WHAT YOU HAVE TO DO:
Write out the following listing in full, exactly as it reads.

RECORDS SHOWN:
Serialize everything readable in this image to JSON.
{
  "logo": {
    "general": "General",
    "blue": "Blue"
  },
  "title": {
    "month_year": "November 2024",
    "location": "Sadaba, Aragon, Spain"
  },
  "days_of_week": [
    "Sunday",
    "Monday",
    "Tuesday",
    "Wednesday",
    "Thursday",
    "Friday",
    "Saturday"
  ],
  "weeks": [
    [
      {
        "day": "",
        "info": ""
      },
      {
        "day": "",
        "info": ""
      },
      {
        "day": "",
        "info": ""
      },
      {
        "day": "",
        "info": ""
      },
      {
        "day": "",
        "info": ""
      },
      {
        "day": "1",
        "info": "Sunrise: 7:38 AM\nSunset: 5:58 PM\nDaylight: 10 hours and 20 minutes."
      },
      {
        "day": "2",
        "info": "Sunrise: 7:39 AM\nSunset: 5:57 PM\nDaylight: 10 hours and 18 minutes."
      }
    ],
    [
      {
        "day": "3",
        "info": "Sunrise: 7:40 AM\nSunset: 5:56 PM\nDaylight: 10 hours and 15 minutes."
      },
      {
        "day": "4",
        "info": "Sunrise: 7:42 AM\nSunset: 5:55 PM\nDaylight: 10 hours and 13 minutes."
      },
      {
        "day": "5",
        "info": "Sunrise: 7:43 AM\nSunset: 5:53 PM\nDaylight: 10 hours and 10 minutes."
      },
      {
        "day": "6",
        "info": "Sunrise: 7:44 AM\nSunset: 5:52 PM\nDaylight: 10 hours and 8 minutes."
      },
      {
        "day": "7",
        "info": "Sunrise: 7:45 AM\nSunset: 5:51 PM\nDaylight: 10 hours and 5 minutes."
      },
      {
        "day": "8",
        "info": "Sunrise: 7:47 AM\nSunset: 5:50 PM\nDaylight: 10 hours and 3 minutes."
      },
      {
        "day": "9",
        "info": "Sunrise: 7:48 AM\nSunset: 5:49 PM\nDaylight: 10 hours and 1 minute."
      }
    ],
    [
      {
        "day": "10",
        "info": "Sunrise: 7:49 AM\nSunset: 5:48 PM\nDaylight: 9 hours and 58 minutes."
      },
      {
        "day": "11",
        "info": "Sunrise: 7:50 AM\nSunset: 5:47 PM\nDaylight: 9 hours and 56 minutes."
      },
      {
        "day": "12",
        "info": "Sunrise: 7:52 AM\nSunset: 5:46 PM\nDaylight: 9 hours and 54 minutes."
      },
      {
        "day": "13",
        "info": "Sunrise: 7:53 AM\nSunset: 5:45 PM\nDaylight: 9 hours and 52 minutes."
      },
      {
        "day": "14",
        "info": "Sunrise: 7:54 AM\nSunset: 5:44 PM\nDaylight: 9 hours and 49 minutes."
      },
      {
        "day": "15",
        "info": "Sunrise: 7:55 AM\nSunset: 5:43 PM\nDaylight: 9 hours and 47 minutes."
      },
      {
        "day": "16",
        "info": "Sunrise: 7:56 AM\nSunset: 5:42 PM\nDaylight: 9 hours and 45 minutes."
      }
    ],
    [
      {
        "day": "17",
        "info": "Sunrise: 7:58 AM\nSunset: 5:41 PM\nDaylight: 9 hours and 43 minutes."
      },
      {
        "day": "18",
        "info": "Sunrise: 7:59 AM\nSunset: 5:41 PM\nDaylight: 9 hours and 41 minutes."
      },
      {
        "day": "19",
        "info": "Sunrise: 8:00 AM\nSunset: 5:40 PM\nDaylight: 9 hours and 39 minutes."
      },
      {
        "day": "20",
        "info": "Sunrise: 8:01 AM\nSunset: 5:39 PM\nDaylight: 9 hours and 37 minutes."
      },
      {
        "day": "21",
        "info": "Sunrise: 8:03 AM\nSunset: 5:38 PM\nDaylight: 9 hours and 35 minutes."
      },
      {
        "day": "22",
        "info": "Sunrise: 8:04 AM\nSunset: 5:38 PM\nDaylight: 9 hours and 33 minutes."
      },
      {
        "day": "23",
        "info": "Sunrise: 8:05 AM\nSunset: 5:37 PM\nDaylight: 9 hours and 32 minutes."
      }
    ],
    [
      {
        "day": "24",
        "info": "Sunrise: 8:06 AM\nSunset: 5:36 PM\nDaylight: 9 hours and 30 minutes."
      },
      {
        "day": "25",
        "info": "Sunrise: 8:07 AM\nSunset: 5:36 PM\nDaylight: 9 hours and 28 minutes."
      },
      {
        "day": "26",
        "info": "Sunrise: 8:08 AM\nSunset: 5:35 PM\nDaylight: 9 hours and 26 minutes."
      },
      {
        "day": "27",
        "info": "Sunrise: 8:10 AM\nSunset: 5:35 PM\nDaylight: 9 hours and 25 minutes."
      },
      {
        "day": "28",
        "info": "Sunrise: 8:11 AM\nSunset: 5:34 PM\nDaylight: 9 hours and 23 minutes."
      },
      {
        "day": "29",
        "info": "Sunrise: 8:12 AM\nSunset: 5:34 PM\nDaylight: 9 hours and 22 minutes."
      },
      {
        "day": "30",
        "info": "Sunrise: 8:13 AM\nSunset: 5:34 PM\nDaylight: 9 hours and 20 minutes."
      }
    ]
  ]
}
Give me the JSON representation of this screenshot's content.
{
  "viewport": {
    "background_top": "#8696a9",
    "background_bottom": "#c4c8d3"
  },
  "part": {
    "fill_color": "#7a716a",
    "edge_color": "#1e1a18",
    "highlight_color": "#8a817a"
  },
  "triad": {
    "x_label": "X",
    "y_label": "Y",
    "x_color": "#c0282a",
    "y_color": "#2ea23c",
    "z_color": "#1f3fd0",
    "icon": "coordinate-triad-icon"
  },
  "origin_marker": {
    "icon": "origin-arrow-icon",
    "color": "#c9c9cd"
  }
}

WRITTEN ANSWER:
Serialize everything readable in this image to JSON.
{
  "logo": {
    "general": "General",
    "blue": "Blue"
  },
  "title": {
    "month_year": "November 2024",
    "location": "Sadaba, Aragon, Spain"
  },
  "days_of_week": [
    "Sunday",
    "Monday",
    "Tuesday",
    "Wednesday",
    "Thursday",
    "Friday",
    "Saturday"
  ],
  "weeks": [
    [
      {
        "day": "",
        "info": ""
      },
      {
        "day": "",
        "info": ""
      },
      {
        "day": "",
        "info": ""
      },
      {
        "day": "",
        "info": ""
      },
      {
        "day": "",
        "info": ""
      },
      {
        "day": "1",
        "info": "Sunrise: 7:38 AM\nSunset: 5:58 PM\nDaylight: 10 hours and 20 minutes."
      },
      {
        "day": "2",
        "info": "Sunrise: 7:39 AM\nSunset: 5:57 PM\nDaylight: 10 hours and 18 minutes."
      }
    ],
    [
      {
        "day": "3",
        "info": "Sunrise: 7:40 AM\nSunset: 5:56 PM\nDaylight: 10 hours and 15 minutes."
      },
      {
        "day": "4",
        "info": "Sunrise: 7:42 AM\nSunset: 5:55 PM\nDaylight: 10 hours and 13 minutes."
      },
      {
        "day": "5",
        "info": "Sunrise: 7:43 AM\nSunset: 5:53 PM\nDaylight: 10 hours and 10 minutes."
      },
      {
        "day": "6",
        "info": "Sunrise: 7:44 AM\nSunset: 5:52 PM\nDaylight: 10 hours and 8 minutes."
      },
      {
        "day": "7",
        "info": "Sunrise: 7:45 AM\nSunset: 5:51 PM\nDaylight: 10 hours and 5 minutes."
      },
      {
        "day": "8",
        "info": "Sunrise: 7:47 AM\nSunset: 5:50 PM\nDaylight: 10 hours and 3 minutes."
      },
      {
        "day": "9",
        "info": "Sunrise: 7:48 AM\nSunset: 5:49 PM\nDaylight: 10 hours and 1 minute."
      }
    ],
    [
      {
        "day": "10",
        "info": "Sunrise: 7:49 AM\nSunset: 5:48 PM\nDaylight: 9 hours and 58 minutes."
      },
      {
        "day": "11",
        "info": "Sunrise: 7:50 AM\nSunset: 5:47 PM\nDaylight: 9 hours and 56 minutes."
      },
      {
        "day": "12",
        "info": "Sunrise: 7:52 AM\nSunset: 5:46 PM\nDaylight: 9 hours and 54 minutes."
      },
      {
        "day": "13",
        "info": "Sunrise: 7:53 AM\nSunset: 5:45 PM\nDaylight: 9 hours and 52 minutes."
      },
      {
        "day": "14",
        "info": "Sunrise: 7:54 AM\nSunset: 5:44 PM\nDaylight: 9 hours and 49 minutes."
      },
      {
        "day": "15",
        "info": "Sunrise: 7:55 AM\nSunset: 5:43 PM\nDaylight: 9 hours and 47 minutes."
      },
      {
        "day": "16",
        "info": "Sunrise: 7:56 AM\nSunset: 5:42 PM\nDaylight: 9 hours and 45 minutes."
      }
    ],
    [
      {
        "day": "17",
        "info": "Sunrise: 7:58 AM\nSunset: 5:41 PM\nDaylight: 9 hours and 43 minutes."
      },
      {
        "day": "18",
        "info": "Sunrise: 7:59 AM\nSunset: 5:41 PM\nDaylight: 9 hours and 41 minutes."
      },
      {
        "day": "19",
        "info": "Sunrise: 8:00 AM\nSunset: 5:40 PM\nDaylight: 9 hours and 39 minutes."
      },
      {
        "day": "20",
        "info": "Sunrise: 8:01 AM\nSunset: 5:39 PM\nDaylight: 9 hours and 37 minutes."
      },
      {
        "day": "21",
        "info": "Sunrise: 8:03 AM\nSunset: 5:38 PM\nDaylight: 9 hours and 35 minutes."
      },
      {
        "day": "22",
        "info": "Sunrise: 8:04 AM\nSunset: 5:38 PM\nDaylight: 9 hours and 33 minutes."
      },
      {
        "day": "23",
        "info": "Sunrise: 8:05 AM\nSunset: 5:37 PM\nDaylight: 9 hours and 32 minutes."
      }
    ],
    [
      {
        "day": "24",
        "info": "Sunrise: 8:06 AM\nSunset: 5:36 PM\nDaylight: 9 hours and 30 minutes."
      },
      {
        "day": "25",
        "info": "Sunrise: 8:07 AM\nSunset: 5:36 PM\nDaylight: 9 hours and 28 minutes."
      },
      {
        "day": "26",
        "info": "Sunrise: 8:08 AM\nSunset: 5:35 PM\nDaylight: 9 hours and 26 minutes."
      },
      {
        "day": "27",
        "info": "Sunrise: 8:10 AM\nSunset: 5:35 PM\nDaylight: 9 hours and 25 minutes."
      },
      {
        "day": "28",
        "info": "Sunrise: 8:11 AM\nSunset: 5:34 PM\nDaylight: 9 hours and 23 minutes."
      },
      {
        "day": "29",
        "info": "Sunrise: 8:12 AM\nSunset: 5:34 PM\nDaylight: 9 hours and 22 minutes."
      },
      {
        "day": "30",
        "info": "Sunrise: 8:13 AM\nSunset: 5:34 PM\nDaylight: 9 hours and 20 minutes."
      }
    ]
  ]
}
Give me the JSON representation of this screenshot's content.
{
  "viewport": {
    "background_top": "#8696a9",
    "background_bottom": "#c4c8d3"
  },
  "part": {
    "fill_color": "#7a716a",
    "edge_color": "#1e1a18",
    "highlight_color": "#8a817a"
  },
  "triad": {
    "x_label": "X",
    "y_label": "Y",
    "x_color": "#c0282a",
    "y_color": "#2ea23c",
    "z_color": "#1f3fd0",
    "icon": "coordinate-triad-icon"
  },
  "origin_marker": {
    "icon": "origin-arrow-icon",
    "color": "#c9c9cd"
  }
}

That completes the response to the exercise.